_Provided records_:
---+---
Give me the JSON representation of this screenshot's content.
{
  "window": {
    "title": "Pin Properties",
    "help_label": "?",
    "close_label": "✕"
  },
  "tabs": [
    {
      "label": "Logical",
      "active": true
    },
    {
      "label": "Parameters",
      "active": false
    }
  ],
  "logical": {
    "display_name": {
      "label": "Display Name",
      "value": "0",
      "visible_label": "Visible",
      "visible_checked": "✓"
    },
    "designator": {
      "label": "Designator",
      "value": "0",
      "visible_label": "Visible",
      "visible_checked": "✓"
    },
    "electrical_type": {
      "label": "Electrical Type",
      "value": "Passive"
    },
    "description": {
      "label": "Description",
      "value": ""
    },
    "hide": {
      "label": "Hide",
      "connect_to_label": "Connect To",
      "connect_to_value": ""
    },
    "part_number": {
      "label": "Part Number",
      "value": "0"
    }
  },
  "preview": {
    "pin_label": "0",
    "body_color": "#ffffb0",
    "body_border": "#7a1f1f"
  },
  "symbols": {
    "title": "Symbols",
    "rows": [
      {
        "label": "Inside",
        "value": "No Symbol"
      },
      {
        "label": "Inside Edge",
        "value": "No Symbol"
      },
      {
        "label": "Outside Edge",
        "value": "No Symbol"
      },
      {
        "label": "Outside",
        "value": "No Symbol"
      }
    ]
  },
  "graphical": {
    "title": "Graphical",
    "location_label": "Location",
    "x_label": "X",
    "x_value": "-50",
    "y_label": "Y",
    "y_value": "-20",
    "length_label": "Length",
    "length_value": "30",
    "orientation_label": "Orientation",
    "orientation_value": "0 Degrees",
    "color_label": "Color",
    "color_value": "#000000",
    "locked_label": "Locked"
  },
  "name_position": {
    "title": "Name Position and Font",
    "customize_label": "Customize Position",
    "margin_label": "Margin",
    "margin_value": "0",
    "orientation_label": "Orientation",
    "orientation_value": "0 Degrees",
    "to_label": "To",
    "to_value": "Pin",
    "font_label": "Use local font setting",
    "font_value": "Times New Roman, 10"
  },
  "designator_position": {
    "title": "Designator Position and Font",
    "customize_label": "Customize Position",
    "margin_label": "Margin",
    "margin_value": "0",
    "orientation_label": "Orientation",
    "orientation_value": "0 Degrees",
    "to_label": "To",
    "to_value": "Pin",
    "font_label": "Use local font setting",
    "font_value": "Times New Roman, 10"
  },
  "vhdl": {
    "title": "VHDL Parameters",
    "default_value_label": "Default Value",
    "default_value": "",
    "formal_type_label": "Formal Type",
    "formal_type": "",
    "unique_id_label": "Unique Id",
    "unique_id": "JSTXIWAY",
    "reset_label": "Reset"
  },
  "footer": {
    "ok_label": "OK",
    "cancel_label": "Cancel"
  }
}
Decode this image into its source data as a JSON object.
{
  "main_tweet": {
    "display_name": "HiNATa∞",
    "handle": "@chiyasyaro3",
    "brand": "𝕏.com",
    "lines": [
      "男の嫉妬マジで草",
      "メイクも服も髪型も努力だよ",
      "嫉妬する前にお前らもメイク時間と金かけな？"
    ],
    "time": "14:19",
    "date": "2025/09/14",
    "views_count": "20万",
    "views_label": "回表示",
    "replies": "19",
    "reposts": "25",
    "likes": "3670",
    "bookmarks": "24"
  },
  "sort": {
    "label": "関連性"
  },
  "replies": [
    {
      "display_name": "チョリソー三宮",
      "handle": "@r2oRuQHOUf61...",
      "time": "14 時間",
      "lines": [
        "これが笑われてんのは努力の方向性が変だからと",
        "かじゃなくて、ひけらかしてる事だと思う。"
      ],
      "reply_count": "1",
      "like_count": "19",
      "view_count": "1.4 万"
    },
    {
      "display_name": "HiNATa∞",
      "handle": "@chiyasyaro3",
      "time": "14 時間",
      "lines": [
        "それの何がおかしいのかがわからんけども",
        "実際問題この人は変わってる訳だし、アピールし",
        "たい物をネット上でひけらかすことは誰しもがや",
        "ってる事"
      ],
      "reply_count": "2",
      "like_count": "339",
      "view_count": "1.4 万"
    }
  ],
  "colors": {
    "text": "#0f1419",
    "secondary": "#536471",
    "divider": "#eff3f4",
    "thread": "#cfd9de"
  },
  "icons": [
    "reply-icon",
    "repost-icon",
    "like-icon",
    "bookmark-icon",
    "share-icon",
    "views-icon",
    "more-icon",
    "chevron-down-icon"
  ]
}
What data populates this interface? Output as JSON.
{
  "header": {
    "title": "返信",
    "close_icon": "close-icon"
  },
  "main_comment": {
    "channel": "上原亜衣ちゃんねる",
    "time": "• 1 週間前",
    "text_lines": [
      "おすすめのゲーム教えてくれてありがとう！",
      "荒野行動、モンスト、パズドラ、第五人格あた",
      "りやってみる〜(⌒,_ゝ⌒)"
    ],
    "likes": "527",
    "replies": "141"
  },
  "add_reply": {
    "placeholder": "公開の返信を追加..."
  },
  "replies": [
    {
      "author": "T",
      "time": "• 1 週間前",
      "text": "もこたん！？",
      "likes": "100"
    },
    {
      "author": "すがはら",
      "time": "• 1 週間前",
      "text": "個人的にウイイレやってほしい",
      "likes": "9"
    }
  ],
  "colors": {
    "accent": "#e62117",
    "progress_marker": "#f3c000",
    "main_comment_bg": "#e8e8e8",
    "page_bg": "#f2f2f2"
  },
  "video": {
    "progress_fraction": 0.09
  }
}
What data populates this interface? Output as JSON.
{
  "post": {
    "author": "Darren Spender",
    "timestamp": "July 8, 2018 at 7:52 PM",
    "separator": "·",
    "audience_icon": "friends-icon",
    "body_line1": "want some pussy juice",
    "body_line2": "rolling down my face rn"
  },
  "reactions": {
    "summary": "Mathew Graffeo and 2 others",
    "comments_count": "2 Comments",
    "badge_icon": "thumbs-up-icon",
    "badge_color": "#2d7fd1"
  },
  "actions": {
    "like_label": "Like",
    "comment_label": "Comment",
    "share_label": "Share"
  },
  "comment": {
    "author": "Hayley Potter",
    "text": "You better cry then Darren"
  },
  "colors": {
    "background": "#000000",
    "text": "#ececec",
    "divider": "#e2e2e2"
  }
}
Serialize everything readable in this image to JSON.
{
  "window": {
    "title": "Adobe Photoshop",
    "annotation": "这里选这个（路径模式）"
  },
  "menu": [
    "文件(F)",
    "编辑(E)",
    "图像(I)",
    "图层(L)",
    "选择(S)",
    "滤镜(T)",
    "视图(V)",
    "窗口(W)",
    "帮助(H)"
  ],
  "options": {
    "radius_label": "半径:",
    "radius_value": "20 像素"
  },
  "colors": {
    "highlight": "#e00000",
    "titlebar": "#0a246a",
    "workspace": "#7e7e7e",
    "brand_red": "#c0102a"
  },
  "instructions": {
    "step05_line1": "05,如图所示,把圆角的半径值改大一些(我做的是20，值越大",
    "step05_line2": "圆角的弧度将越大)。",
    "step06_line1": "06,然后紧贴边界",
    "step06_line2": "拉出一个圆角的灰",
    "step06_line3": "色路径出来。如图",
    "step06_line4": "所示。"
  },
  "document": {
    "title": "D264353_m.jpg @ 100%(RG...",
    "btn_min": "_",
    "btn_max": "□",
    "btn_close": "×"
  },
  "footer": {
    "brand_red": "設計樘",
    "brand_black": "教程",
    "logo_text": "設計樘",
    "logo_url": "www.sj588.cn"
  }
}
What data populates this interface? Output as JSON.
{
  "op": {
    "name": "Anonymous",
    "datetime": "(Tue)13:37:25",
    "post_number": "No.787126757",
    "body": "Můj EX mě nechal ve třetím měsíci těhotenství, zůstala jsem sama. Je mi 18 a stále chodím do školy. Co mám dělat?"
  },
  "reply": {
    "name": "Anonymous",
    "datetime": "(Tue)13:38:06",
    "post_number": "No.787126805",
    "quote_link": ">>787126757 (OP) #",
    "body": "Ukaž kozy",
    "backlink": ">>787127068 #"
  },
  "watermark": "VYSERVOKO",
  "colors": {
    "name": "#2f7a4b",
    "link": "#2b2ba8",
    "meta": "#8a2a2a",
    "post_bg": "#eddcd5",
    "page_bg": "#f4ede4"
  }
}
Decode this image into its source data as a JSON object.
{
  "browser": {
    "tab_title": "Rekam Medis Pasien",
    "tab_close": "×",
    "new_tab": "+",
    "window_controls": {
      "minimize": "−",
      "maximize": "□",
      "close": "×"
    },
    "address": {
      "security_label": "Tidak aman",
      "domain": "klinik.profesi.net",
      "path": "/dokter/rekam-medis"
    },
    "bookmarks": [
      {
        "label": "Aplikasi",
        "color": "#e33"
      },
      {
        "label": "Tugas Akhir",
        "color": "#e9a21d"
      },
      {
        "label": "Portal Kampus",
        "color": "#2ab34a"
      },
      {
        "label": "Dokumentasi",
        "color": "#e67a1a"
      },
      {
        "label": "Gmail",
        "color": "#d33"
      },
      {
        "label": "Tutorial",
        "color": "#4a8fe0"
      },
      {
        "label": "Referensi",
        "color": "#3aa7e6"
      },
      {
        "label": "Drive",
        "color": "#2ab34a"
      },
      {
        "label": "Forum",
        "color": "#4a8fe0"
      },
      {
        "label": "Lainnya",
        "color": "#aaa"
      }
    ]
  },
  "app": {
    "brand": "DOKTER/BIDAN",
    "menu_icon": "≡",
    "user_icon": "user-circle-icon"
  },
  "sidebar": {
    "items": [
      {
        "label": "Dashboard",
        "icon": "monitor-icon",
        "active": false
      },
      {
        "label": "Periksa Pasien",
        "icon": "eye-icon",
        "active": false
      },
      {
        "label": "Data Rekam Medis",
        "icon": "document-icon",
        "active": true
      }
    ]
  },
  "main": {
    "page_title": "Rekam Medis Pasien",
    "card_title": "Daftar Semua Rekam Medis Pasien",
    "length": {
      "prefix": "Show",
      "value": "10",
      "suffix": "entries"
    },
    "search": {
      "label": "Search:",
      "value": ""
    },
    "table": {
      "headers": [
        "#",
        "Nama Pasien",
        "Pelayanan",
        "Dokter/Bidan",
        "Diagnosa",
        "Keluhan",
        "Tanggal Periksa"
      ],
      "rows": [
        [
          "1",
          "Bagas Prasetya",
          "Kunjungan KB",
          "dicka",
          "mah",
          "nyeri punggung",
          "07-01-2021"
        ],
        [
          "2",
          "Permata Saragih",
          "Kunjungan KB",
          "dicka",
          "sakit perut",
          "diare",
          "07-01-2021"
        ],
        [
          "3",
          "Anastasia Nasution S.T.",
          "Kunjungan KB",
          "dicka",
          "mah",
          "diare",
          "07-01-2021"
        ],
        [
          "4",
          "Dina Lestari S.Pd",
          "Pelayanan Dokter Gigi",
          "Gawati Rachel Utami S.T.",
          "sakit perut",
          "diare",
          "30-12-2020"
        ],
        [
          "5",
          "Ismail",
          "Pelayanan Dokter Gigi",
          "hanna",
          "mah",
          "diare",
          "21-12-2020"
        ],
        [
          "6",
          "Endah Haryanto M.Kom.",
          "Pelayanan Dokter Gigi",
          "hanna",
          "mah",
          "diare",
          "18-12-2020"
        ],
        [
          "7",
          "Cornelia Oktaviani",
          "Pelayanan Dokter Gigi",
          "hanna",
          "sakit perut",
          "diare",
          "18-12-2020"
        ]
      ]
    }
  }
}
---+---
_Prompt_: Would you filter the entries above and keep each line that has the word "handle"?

_Exercise output_:
    "handle": "@chiyasyaro3",
      "handle": "@r2oRuQHOUf61...",
      "handle": "@chiyasyaro3",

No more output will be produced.